Monday, November 24, 2014

Climate change developments

A few things caught my eye over the weekend. First, and most excitingly, the price of solar and wind energy is dropping significantly, to the point that they are competitive with gas and coal. While that sounds technical, the bottom line is that cheap energy is what people want, so if solar and wind energy can be produced cheaply, we are well on our way to getting rid of carbon emitting fuels. The sticking point, the article notes, is that both are still intermittent: you don't get energy from a windmill on a calm day. So, the issue is whether someone can develop a good battery. Hopefully with Elon Musk on the job, we can overcome this technical barrier and stop relying on dirty fuels.

Second is that scientists have proposed a link between climate change and the "polar vortex" incidents that are becoming more common. Warming in the Arctic changes the jet stream flow, bringing down the polar air onto unsuspecting places like Denver, which a few weeks ago experienced a 40 degree drop in temperature in 6 hours. When I graduated from Cal in 2008, the graduation speaker said that instead of climate change people should be calling it, "Global Climate Destabilization." Fairly apocalyptic, but that name fits this jet stream movement pretty well, if in fact it is traceable to climate change.

Finally, the NYT has a series on the oil industry in North Dakota. Since deposits there recently became accessible, the economy there has boomed, but so has the industry's influence, to predictably foul effects.  Part I and Part II so far.

Wednesday, November 19, 2014

A new carbon sink: compost on the range

"Cover the earth with compost!" This may be the new rallying cry of environmentalists: a recent study finds that spreading compost on rangeland helps the land absorb carbon from the atmosphere at the same time as it improves soil fertility. Whoa! A double benefit!

It's sure nice to have some non-controversial good things to post on the blog from time to time!

Sunday, November 16, 2014

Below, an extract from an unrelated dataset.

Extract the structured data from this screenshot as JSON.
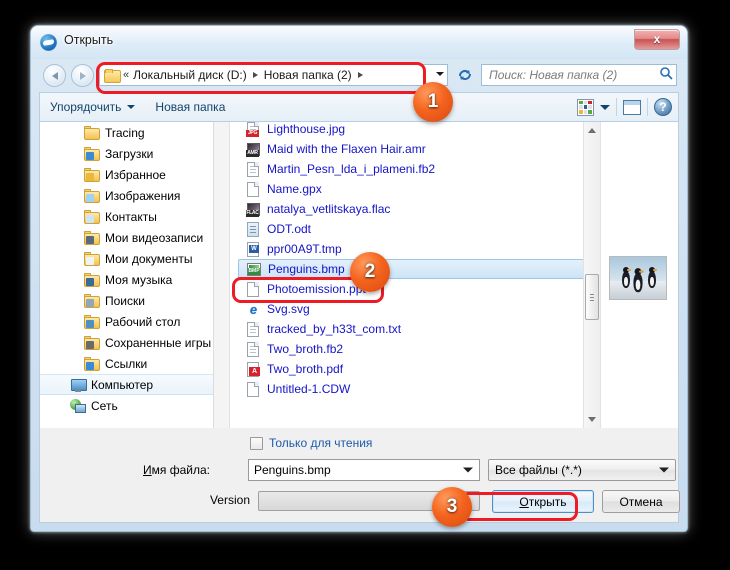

GMO critic changes his mind

This guy is long-winded, to put it mildly, but it's a convincing account of the views of a published GMO critic who rethinks his position. Even if you don't agree, there are some interesting thoughts here.

I think he is a little harsh in his treatment of organic agriculture: he condemns it as 40-50% less productive than conventional agriculture, and notes that less productive methods mean that more land must be used to produce the same amount. While this is true, I think he overlooks the fact that chemical-intensive practices and repeated monocropping deplete the soil. That mostly means that it's important to rotate. Also it's important to remember that some varieties of GMO actually reduce the need for chemicals. Others don't, but Bt cotton is an example of a crop that requires fewer pesticides than other crops.

Friday, November 7, 2014

Chesapeake Oysters

For the last few years I have banned "oysters" as a possible term paper topic. The first few times I offered the course I was inundated by a surge of bad oyster papers, and I tell students that they gave me indigestion. The truth is just that I didn't see much controversial about them: they clean the Bay and they are economically viable in some places. So what's not to like?

Nice little article set me straight about it: traditional harvesters (locally called "watermen") apparently don't like oyster farmers because they put part of the Bay off limits for harvesting. Also they can't like the competition, though farmed oysters, being at least somewhat more labor intensive than the naturally harvested variety, may cost more. Also, some people find the nets unsightly.

Nothing's ever that easy, is it?